The work of Six Sigma is done mostly at the project team level by a Black Belt leading a small team through the steps of the DMAIC method. If the team itself does not function well or does not interact effectively with others in the organization who ultimately have to support and carry out the process changes, the project probably will not be successful. Given the typical project’s potential payback, failure can be expensive.
HR professionals can help the project teams work together more effectively. Potential HR contributions in this area include:
Many Sponsors, Champions, and Leaders look to Six Sigma as a way to change an organization’s culture to one that is more data-driven, proactive, decisive, and customer-oriented. But they often have little idea about how to achieve successful culture change.
HR professionals can help executives approach culture change in a way that addresses the underlying business goals without creating organizational resistance. Potential HR contributions in this area include:
Introducing Six Sigma into an organization is a major change that will have a profound effect on a broad group of stakeholders. Managers and employees at many levels of the organization will be asked to engage in new behaviors. In many cases, those leading other initiatives will see Six Sigma as a source of competition for resources, executive attention, and organizational power. Others may see it as an indictment of their past performance. Many will be confused about how Six Sigma fits with the large number of other ongoing organizational initiatives.

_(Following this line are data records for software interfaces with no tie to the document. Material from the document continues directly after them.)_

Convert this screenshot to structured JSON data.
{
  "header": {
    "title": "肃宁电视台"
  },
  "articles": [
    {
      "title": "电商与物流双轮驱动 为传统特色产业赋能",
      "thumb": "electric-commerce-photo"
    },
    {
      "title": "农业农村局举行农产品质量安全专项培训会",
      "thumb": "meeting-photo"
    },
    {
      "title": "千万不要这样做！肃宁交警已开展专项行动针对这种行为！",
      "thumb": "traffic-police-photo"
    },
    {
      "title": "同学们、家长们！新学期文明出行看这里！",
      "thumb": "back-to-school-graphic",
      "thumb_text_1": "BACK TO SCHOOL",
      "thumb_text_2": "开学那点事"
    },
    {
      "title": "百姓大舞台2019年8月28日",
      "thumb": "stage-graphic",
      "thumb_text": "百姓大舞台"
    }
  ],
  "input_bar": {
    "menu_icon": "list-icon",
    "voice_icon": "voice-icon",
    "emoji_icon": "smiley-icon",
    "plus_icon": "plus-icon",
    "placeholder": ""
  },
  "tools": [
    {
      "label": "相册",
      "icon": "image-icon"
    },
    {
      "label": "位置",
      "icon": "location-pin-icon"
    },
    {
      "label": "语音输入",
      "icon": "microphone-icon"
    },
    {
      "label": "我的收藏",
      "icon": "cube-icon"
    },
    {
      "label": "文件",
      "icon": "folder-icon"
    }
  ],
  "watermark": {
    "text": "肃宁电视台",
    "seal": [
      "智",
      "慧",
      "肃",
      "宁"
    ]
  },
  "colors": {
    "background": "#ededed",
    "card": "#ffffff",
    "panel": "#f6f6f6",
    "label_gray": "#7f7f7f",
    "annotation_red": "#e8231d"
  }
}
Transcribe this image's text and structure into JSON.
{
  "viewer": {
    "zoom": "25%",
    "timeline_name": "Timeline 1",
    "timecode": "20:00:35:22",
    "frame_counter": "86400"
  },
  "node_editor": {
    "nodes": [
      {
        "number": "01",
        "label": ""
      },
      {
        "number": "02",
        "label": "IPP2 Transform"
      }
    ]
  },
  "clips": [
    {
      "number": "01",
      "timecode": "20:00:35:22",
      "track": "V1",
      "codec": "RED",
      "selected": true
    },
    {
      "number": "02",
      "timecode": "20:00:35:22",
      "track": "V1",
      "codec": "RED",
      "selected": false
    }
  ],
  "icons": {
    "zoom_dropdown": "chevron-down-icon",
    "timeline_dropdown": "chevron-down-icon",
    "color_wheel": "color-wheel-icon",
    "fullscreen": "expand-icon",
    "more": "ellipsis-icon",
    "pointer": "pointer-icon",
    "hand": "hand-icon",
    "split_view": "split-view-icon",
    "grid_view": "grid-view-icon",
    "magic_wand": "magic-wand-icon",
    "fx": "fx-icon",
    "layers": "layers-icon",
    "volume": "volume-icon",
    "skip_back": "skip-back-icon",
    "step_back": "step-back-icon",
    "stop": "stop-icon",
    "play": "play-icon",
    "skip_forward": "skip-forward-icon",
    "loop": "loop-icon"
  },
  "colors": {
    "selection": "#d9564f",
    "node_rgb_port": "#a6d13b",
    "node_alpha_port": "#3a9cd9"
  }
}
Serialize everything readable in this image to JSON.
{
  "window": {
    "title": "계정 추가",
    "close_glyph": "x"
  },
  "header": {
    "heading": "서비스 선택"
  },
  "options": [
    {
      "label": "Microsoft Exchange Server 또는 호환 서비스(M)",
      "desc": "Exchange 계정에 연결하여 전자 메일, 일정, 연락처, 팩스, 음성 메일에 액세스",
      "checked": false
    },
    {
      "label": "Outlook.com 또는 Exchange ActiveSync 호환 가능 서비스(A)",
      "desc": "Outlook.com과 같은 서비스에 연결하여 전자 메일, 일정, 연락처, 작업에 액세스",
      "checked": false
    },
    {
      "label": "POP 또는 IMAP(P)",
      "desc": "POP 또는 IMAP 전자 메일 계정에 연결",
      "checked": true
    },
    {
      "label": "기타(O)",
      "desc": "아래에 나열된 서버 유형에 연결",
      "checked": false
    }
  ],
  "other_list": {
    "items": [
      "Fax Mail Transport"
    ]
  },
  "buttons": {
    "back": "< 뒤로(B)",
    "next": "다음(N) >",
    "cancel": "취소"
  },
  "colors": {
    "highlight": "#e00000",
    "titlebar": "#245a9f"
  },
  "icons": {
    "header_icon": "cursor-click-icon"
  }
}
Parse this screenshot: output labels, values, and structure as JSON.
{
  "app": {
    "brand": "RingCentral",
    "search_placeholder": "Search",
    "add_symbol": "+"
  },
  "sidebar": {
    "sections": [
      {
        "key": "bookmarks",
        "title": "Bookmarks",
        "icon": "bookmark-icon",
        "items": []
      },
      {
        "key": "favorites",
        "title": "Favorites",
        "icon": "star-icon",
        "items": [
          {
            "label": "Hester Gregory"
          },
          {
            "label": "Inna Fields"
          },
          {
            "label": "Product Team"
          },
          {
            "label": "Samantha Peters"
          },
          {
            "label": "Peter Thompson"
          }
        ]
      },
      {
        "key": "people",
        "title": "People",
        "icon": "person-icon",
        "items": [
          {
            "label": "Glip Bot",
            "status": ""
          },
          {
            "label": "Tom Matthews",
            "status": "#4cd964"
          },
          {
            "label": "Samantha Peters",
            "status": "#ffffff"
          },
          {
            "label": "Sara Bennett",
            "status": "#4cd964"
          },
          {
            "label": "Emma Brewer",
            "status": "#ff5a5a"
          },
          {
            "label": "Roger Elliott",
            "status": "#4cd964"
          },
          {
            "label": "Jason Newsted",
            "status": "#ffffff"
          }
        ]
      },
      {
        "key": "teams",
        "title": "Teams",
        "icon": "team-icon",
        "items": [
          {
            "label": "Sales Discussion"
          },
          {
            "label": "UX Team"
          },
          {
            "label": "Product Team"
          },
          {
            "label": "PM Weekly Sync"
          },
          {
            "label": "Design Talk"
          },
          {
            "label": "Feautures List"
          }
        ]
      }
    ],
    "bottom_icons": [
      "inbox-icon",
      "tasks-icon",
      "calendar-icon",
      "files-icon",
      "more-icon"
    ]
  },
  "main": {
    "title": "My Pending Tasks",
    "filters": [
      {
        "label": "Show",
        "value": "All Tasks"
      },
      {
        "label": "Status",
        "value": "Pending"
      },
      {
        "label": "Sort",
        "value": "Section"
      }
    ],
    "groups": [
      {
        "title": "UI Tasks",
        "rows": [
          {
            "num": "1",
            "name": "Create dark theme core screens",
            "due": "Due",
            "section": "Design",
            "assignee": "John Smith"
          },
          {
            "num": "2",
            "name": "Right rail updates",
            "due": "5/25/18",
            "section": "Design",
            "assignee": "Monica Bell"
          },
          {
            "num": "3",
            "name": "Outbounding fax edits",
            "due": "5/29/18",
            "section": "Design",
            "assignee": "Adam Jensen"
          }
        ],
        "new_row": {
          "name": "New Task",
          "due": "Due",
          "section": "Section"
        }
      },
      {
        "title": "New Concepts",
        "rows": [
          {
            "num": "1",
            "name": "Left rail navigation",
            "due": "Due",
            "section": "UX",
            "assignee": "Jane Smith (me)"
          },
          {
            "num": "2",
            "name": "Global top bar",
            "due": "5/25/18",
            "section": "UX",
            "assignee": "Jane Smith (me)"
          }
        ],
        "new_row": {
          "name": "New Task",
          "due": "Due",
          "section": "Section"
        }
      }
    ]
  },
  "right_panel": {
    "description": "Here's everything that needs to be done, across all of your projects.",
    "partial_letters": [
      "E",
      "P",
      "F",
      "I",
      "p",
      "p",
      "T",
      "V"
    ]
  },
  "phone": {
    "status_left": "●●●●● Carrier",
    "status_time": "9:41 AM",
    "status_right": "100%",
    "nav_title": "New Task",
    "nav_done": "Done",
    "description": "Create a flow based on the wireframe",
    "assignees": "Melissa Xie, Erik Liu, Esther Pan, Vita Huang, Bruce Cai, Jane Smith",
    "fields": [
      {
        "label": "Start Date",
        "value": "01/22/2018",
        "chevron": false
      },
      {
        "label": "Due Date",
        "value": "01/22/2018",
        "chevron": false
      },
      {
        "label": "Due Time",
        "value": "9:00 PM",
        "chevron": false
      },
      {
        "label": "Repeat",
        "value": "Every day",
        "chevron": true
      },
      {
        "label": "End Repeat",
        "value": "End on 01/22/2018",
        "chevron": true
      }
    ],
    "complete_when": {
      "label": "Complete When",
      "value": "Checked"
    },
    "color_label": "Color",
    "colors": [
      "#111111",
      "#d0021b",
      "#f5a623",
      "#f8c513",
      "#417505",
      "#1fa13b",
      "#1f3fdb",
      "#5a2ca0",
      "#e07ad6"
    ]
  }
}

HR professionals can help reduce the uncertainty and anxiety surrounding Six Sigma and increase the levels of acceptance and cooperation in the organization. Potential HR contributions in this area include:
Just because HR professionals can play a role in the success of Six Sigma, it doesn’t automatically follow that they will be asked to participate. Unless you are in an organization that views HR as a partner in all business initiatives, you may have to push to be included in Six Sigma.
HR can greatly increase its chances of being included in the Six Sigma initiative by:
In addition to HR/organizational development-related areas, HR professionals need a familiarity with Six Sigma itself. Without a basic knowledge of the DMAIC method, supporting tools, roles, jargon, and even simple statistical methods, HR will not have the credibility it needs to be considered a potential contributor to the initiative.
The time to get this knowledge is now. Even if your organization is not rolling out – or even considering – Six Sigma today, there are two reasons why it is worth a HR professional’s time to become familiar with the concepts now. If the organization does decide to implement Six Sigma, there won’t be enough time to catch up. HR has to be involved at the very beginning of the initiative. In addition, there are many applications of Six Sigma to HR’s processes themselves, e.g., the payroll process, benefits administration, selection, and recruiting. HR might even consider setting an example for the rest of the organization by adopting Six Sigma techniques to enhance its own processes.
The marketing challenge is twofold. First, senior executives may not believe that the people issues are just as critical to Six Sigma’s success as are its many technical components. In that case, HR will need to sell the importance of the people side. Second, executives must perceive HR as being able to make a significant contribution on the people side of Six Sigma. Besides ensuring that it has both the required skills and knowledge described above, HR can also meet these challenges by:
HR has a substantial role to play in the success of a Six Sigma initiative. But it will have the opportunity to contribute only if its professionals have the right skills and knowledge and are able to show Six Sigma executives the value they can add. Gain those skills now and make sure senior leadership knows how HR can help support the success of the initiative. Only then will they realize they just cannot do it without you!